Doctors Share Top Five Foods to Prevent Constipation in Light of New Research Linking Alzheimer’s Risk to Gut Microbiome
WASHINGTON, D.C.—At the Alzheimer’s Association International Conference (AAIC) in Amsterdam yesterday, new research was presented highlighting the growing body of evidence linking constipation and people’s gut microbiomes to Alzheimer’s disease and brain health. In light of this new evidence, the Physicians Committee for Responsible Medicine, a public health advocacy nonprofit of more than 17,000 doctor members, shares the top five foods for improving gut health and preventing constipation.
“We now better understand the problem, that constipation leads to significantly worse cognition,” says Adjunct Professor of Medicine at George Washington University School of Medicine Dr. Neal Barnard, president of the Physicians Committee. “The good news for those who want to reduce their risk of developing dementia and Alzheimer’s disease is that we have a great tool for prevention—beans, fruits, vegetables, whole grains, and seeds, which are fiber rich and the top five foods for preventing constipation.”
Chaoran Ma, MD, PhD, of the University of Massachusetts Amherst, and a team found, according to AAIC, “that less frequent bowel movements were associated with poorer cognitive function. Compared to those with bowel movements once daily, constipated participants (bowel movements every three days or more) had significantly worse cognition, equivalent to 3.0 years more of chronological cognitive aging. Bowel movement frequency of every three days or less was associated with 73% higher odds of subjective cognitive decline.”

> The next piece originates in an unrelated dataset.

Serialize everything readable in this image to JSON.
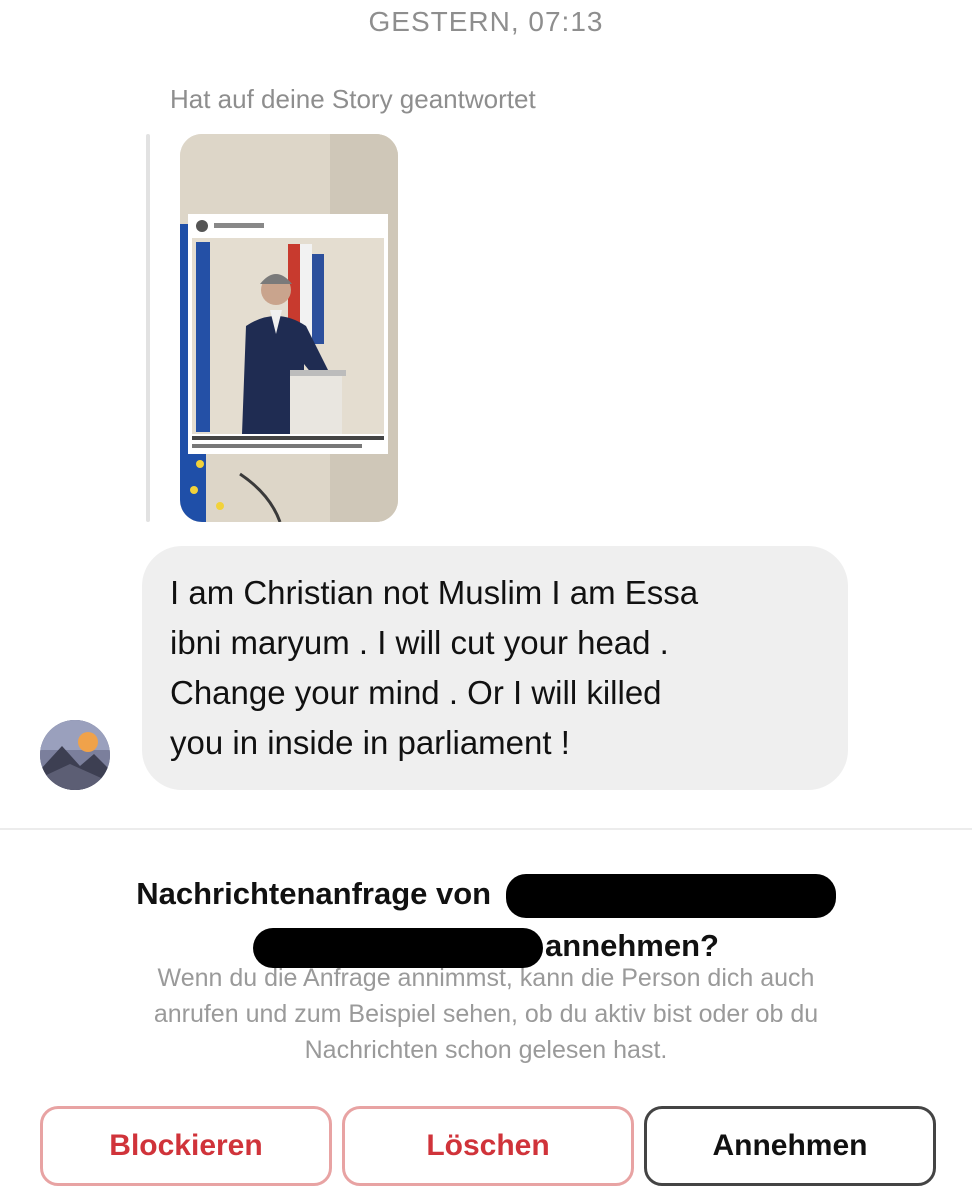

Founded in 1985, the Physicians Committee for Responsible Medicine is a nonprofit organization that promotes preventive medicine, conducts clinical research, and encourages higher standards for ethics and effectiveness in education and research.